On April 29, 2018, Officer Liberatore was off-duty with his family at a park in Mount Pleasant, Westchester County, when he heard the screams of a 5-year-old girl. He ran to the scene and saw the young girl being viciously attacked by a coyote. He shepherded his own family to safety and, without hesitation, wrestled and pulled the animal off the girl, restraining it until local police officers arrived and put the animal down. During the struggle, Officer Liberatore and the girl both suffered injuries that required immediate medical treatment at a local hospital and follow-up care, when it was later determined that the coyote was rabid. 

Irvington Police Chief Michael P. Cerone said, “Officer Liberatore invoked the selfless spirit of humanity by coming to the aid of another in a time of a crisis. His heroism in taking on a rabid coyote barehanded was an amazing deed and exemplifies the true meaning of being a police officer, protecting society from all kinds of predators.”

The Division of Criminal Justice Services coordinates the work of the Governor’s Police Officer of the Year Award Selection Committee, which recognizes a single police officer or team of officers for an exceptional act of valor. The Police Officer of the Year award has been presented since 1984. The Committee established the Lifesaving Award in 2016 because it had consistently received nominations involving officers who performed heroic acts during life-threatening emergencies and wanted a way to recognize them for their efforts. 

This year, the Selection Committee received nominations from nine agencies for the 2018 Police Officer of the Year award, which was presented in September to Lieutenant James Milana and Officers Victoria Losurdo and Travis Rheinheimer of the Syracuse Police Department for their apprehension of a gunman on Feb. 4, 2018. Other officers nominated for the Police Officer of the Year Award, including Officer Liberatore, also receive a Certificate of Exceptional Valor from Governor Cuomo.

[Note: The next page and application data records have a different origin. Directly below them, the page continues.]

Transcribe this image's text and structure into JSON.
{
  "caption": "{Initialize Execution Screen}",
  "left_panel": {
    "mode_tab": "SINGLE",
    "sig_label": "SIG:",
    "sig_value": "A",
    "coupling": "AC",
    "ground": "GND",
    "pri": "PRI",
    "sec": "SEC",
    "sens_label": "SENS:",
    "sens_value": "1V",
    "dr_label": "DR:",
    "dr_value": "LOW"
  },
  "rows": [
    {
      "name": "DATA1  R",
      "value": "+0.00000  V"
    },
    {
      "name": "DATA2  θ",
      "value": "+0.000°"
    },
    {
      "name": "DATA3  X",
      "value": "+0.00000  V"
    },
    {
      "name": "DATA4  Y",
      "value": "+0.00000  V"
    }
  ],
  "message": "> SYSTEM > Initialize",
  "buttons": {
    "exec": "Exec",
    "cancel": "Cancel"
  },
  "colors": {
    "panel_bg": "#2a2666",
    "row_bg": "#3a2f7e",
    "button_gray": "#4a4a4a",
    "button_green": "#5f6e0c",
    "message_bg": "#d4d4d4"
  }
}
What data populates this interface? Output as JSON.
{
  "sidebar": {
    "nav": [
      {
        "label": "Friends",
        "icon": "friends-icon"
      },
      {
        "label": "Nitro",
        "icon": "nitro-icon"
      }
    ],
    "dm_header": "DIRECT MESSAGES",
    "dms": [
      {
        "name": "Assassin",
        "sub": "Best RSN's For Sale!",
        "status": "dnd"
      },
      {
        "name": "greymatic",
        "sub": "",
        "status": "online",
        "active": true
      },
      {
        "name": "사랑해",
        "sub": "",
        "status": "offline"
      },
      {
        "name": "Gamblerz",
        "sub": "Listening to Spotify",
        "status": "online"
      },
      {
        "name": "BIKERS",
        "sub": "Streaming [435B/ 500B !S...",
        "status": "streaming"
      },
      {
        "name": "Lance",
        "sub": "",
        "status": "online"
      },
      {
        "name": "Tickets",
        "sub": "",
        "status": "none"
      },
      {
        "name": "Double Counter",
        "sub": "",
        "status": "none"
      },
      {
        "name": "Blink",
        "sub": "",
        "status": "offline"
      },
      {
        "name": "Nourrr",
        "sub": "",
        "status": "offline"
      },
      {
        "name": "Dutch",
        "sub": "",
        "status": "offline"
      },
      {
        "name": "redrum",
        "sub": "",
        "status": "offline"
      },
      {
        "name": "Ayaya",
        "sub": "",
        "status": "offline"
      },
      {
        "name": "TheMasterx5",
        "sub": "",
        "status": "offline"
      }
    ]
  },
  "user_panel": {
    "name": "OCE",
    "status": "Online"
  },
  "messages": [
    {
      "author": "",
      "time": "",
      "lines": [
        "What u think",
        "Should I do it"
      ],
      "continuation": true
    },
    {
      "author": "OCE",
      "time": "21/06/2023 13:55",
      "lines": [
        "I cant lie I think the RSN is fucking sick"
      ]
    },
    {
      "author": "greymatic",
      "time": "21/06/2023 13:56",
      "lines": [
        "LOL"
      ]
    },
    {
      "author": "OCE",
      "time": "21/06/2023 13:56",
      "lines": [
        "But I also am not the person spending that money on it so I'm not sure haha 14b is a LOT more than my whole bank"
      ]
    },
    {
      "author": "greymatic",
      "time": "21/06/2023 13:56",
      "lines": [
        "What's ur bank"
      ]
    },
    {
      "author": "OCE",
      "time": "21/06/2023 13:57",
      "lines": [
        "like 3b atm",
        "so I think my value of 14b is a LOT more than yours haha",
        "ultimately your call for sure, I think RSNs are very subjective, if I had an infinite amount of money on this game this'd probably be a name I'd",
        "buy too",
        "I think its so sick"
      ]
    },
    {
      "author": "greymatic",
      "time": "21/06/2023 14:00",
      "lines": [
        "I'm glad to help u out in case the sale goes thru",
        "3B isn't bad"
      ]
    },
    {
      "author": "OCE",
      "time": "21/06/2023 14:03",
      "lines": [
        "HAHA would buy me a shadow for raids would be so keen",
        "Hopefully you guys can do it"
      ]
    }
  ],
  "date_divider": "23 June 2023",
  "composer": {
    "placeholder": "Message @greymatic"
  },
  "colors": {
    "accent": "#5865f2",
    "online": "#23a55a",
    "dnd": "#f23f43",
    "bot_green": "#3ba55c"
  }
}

Earlier this year, Officer Liberatore also received the Carnegie Medal from the Carnegie Hero Fund, established in 1904 by Pittsburgh steel magnate Andrew Carnegie to recognize individuals in the United States and Canada who risk their lives “to an extraordinary degree while saving or attempting to save the lives of others.”

The Division of Criminal Justice Services has a variety of responsibilities, including law enforcement training; collection and analysis of statewide crime data; maintenance of criminal history information and fingerprint files; administrative oversight of the state's DNA databank, in partnership with the New York State Police; funding and oversight of probation and community correction programs; administration of federal and state criminal justice funds; support of criminal justice-related agencies across the state; and administration of the state's Sex Offender Registry.